Lastly, forgiveness is a lifestyle, not an event. Don’t forgive and move on. Remember it. Keep practicing it. Stay with the healing force of it. We must steward the gift of forgiveness, both in our receiving and in our giving of it.

Reflection Questions

  • What did I think about my spouse in reading today’s material? Was it kind? Was it thoughtful? Was it loving?
  • Did I have feelings, thoughts, questions, or stories that came to mind?
  • What is something I can do for them today?
  • How can I welcome and receive what they have done for me today?

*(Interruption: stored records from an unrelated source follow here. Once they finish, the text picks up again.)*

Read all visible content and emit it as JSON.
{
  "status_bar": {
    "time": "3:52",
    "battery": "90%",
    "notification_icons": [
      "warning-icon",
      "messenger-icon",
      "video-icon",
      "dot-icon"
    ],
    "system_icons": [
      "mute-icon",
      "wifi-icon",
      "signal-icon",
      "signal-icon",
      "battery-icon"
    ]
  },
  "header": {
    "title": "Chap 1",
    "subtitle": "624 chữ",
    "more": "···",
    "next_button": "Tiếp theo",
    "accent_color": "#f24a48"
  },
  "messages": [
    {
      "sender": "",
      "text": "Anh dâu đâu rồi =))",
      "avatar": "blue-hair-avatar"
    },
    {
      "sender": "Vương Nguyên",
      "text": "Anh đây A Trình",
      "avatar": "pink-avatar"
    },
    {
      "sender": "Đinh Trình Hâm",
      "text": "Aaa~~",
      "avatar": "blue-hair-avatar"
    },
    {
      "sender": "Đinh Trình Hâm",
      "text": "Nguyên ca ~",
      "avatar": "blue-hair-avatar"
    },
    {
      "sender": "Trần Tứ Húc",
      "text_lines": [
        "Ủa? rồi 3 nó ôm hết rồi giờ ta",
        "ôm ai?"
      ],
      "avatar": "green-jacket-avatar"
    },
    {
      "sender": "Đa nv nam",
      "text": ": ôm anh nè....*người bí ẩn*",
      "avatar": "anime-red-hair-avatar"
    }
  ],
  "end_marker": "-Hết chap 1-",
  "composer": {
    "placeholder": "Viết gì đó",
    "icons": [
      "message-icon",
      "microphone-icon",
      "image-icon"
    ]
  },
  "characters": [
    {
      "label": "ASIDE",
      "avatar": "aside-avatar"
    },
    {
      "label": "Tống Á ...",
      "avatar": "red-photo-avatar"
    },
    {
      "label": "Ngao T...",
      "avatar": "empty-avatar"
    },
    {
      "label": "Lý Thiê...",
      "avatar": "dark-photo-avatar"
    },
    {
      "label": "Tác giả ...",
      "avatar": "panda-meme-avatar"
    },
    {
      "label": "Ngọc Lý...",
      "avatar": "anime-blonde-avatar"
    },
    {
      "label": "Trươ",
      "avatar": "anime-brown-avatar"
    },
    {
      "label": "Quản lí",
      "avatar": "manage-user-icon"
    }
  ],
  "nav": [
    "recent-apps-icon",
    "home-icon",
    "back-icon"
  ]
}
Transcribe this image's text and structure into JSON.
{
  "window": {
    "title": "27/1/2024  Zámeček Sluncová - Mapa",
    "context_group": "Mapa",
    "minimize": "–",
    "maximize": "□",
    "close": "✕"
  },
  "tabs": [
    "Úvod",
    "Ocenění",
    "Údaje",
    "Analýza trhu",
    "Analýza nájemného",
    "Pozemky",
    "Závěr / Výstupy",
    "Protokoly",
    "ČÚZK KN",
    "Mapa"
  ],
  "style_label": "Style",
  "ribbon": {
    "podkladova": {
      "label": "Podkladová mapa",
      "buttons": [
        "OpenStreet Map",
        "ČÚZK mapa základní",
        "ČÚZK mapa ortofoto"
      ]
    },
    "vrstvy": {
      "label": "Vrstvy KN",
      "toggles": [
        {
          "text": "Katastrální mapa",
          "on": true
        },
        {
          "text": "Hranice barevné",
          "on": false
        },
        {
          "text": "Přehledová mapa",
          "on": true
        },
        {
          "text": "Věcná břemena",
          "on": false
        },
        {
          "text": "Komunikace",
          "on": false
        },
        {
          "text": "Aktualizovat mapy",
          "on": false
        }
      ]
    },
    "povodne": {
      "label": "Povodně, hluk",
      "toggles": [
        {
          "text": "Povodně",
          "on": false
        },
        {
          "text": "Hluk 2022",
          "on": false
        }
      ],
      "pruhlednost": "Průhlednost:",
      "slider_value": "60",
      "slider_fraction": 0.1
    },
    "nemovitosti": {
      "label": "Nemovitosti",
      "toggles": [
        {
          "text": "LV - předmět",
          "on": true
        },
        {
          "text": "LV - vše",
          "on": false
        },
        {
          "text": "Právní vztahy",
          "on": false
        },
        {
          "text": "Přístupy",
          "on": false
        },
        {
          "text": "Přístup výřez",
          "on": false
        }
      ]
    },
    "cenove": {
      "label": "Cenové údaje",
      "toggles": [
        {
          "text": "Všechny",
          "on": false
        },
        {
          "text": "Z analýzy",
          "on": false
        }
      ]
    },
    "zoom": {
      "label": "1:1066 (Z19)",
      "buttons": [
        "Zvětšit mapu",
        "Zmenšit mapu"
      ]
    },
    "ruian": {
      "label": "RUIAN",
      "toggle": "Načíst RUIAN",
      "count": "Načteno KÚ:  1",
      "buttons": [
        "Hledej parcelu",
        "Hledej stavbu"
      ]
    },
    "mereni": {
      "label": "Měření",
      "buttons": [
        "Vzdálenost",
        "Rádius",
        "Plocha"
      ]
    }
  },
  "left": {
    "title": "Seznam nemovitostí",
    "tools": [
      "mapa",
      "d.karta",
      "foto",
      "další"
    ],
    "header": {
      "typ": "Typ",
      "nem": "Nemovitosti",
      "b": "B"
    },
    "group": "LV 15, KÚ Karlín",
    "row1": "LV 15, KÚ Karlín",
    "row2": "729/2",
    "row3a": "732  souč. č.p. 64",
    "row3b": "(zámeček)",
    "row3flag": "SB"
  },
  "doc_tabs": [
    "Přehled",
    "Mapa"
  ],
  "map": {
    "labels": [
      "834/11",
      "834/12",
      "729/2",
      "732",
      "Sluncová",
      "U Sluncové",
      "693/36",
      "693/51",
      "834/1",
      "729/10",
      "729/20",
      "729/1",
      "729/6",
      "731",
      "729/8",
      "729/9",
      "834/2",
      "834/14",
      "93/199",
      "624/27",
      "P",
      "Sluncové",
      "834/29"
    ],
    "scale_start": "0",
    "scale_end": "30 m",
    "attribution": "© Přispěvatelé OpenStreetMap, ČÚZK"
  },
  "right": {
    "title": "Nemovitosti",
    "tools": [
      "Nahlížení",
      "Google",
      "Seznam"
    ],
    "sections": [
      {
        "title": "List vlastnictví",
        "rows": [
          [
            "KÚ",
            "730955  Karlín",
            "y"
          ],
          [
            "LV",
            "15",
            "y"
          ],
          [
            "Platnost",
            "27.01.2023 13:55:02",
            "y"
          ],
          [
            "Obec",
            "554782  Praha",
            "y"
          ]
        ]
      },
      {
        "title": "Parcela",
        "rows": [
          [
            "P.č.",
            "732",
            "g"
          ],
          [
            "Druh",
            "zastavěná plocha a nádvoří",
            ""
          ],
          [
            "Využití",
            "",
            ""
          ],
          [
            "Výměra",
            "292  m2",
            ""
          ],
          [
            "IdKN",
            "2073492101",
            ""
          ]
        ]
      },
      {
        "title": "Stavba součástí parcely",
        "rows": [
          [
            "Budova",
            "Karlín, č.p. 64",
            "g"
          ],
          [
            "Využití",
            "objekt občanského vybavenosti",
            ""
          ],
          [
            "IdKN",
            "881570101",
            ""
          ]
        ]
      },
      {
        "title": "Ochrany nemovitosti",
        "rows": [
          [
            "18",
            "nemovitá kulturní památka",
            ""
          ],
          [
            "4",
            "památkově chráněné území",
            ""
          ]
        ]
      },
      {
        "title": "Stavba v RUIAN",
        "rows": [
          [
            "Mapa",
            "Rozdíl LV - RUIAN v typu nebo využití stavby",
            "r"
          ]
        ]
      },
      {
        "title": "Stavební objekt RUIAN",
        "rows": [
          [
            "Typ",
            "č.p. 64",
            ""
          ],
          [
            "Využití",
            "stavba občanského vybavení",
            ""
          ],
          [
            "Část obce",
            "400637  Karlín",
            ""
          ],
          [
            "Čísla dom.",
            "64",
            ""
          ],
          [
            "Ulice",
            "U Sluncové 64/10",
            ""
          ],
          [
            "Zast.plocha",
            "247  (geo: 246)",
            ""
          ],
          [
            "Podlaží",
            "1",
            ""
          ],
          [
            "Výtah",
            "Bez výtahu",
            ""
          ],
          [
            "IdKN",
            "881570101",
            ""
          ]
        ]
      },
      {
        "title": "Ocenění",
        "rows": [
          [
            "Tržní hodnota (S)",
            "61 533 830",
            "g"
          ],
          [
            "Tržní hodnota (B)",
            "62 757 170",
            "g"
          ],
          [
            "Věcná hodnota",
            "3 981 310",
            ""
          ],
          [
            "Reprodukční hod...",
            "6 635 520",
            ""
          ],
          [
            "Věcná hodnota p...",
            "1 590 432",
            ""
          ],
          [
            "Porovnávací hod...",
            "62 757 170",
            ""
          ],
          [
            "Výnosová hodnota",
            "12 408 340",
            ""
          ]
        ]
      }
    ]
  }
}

Part 1: In your life story, where have you experienced the most significant act forgiveness? What is that story?

Part 2: Think back to what was shared with you in the letter last night and answer these questions: What are the specific actions that you need to offer a hand of forgiveness? What are you needs about what you are forgiving? How can you make this act of forgiveness a lifestyle? 


Hello! Welcome back. Great to see you again. How was your day?

Forgiveness is action that will free both you and your spouse from the chains of resentment. You cannot hold on to resentments if you give or receive forgiveness. This is why forgiveness involves letting go, and holding on. We let go of our individual safety, and hold on to our safety together.

Take 10-15 minutes tonight with your spouse to talk through your day. 

  • What were the highs and lows?
  • Where were you surprised? 
  • Was there anything different about your day because of the assignment(s)?
  • From this mornings reading, what stood out to you? 
  • If you’re willing, share your answers to the assignment. 

Assignment Connection
If you’re ready and able, ask or offer forgiveness to your spouse from what was said in the letter from yesterday. Also ask “how can I make this right?”


Avoiding Hurt Limits Intimacy

Couples that avoid hurt from happening (or the hurt that has already happened) are preventing intimacy from developing.

No one really enjoys being hurt, and being hurt is a part of all close intimate relationships. It’s going to happen. The difficulty is in viewing pain as though it is a gift, not the plague.

Pain is not fun, but neither is numbness. I don’t know about you, but when I leave the dentist after getting a shot of Novocain, I cannot wait for it to wear off. The feeling of not controlling half of my face is miserable (not to mention drooling and talking like there’s a boulder in half my mouth). People were not made to be numb, we were made to feel.

Mary Oliver penned this beautiful line, and it speaks well to the realities couples face: “I was once given a box full of darkness, it took me many years to realize that this too was a gift.”

Pain shapes our lives either in our acceptance of it or our refusal to experience it. Creating a space for hurts to be a welcomed guest in your marriage will serve you well. A noble calling for every marriage would be to create and live out a relationship that engages the hurt, and heals the pain.

Develop guidelines for how you’ll address hurts in your relationship. Setup a regular time to “clear the air” together, and keep short accounts. Find intentional ways to ask for and offer forgiveness.